_WHAT TO DO_
Search the entries for the word "true" and return every line where it is found.

[Interface dataset entries]
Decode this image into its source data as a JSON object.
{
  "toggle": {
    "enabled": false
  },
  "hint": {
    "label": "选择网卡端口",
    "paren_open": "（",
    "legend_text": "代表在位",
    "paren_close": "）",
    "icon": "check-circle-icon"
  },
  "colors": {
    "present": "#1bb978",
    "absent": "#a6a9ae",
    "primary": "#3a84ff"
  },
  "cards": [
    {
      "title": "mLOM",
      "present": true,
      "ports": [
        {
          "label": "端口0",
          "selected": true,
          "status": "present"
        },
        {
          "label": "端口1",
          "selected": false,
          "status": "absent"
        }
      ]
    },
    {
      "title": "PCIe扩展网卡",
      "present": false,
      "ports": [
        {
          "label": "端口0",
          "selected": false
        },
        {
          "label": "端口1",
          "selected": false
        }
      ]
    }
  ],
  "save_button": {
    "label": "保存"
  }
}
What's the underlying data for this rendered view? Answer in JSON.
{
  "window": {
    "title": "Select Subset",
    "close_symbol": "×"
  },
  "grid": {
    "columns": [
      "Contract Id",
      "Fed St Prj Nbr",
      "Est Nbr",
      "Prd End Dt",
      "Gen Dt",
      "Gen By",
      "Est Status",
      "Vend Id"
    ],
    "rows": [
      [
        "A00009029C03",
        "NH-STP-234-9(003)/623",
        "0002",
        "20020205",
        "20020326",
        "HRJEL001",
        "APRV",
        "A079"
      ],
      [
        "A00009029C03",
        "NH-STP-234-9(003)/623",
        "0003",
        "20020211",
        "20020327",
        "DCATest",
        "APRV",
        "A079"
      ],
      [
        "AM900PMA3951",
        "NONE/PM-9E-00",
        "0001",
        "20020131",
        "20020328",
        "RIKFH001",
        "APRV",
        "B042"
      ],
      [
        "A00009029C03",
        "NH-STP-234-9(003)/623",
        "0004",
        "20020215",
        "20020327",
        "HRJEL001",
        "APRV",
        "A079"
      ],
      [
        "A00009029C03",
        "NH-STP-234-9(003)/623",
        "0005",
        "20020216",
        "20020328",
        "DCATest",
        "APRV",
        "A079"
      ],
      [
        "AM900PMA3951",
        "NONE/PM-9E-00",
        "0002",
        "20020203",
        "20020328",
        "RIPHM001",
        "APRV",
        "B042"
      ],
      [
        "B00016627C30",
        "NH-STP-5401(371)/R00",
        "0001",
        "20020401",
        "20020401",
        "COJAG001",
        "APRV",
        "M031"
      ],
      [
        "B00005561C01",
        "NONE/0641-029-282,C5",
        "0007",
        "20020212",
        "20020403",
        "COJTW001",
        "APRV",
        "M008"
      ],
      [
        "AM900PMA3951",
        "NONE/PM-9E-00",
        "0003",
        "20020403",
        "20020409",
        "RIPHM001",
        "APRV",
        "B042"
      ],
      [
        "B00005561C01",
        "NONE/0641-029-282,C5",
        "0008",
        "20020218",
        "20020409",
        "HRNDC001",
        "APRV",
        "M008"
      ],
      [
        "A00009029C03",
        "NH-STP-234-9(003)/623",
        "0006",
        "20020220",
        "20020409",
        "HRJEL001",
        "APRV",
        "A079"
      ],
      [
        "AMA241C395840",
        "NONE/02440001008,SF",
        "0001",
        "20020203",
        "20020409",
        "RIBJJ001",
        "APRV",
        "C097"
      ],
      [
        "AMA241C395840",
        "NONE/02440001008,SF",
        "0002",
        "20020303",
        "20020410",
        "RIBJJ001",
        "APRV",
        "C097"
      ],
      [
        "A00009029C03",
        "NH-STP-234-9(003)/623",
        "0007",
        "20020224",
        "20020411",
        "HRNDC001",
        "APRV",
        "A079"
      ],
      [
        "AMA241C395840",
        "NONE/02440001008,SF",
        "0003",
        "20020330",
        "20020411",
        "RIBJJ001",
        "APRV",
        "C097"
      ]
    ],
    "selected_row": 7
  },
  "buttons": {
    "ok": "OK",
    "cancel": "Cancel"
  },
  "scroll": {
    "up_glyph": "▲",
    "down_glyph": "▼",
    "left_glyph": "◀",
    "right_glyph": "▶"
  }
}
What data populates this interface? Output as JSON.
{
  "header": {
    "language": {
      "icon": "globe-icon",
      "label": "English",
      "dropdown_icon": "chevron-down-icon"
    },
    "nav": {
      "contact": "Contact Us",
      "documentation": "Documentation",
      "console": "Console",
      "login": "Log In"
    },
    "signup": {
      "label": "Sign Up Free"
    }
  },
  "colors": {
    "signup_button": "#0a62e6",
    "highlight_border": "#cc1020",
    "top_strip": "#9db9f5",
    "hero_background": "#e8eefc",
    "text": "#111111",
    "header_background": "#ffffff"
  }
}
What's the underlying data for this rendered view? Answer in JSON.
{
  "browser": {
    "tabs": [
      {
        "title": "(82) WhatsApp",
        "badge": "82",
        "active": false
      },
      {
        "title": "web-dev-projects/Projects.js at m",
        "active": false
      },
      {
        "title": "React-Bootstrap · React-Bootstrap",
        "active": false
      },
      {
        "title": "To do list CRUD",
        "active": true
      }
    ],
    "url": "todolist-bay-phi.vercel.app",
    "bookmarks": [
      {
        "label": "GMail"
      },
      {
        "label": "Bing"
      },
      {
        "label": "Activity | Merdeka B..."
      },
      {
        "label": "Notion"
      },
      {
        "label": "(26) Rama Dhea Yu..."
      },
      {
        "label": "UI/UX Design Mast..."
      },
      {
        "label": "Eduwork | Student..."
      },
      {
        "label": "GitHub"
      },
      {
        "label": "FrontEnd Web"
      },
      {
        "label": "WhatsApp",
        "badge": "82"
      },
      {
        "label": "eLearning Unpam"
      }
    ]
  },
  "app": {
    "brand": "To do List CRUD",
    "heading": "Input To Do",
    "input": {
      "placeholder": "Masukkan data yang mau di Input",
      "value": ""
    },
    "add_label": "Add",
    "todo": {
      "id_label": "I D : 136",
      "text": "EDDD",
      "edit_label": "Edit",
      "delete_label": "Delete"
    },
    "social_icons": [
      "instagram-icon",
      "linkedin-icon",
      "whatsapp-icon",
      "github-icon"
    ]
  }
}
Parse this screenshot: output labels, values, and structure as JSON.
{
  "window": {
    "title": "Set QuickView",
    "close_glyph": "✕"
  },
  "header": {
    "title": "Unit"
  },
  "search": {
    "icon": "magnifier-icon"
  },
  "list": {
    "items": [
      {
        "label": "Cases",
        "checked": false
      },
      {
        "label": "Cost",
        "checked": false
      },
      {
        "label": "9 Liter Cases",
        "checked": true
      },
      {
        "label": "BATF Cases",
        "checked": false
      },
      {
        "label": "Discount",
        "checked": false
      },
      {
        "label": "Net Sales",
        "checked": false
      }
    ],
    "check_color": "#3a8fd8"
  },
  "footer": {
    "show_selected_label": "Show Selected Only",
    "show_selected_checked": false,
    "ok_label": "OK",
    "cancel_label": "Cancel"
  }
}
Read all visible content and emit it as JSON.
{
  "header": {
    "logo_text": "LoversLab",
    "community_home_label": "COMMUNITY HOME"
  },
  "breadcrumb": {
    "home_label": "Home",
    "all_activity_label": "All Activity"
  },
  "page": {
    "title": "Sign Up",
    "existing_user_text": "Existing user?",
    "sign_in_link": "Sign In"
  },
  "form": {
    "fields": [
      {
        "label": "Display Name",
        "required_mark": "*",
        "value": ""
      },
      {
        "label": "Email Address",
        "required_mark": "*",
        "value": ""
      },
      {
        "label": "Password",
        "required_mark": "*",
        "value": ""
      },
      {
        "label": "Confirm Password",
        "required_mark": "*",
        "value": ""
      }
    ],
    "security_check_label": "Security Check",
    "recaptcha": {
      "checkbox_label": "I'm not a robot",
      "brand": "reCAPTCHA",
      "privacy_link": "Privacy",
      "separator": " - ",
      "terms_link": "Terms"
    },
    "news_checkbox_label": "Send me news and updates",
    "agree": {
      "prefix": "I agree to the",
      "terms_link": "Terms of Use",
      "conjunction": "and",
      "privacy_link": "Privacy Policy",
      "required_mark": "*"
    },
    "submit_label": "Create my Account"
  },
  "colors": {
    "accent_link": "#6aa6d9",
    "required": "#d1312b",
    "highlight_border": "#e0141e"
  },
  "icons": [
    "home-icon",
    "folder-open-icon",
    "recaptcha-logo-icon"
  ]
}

_RESPONSE TO THE EXERCISE_
      "present": true,
          "selected": true,
        "active": true
        "checked": true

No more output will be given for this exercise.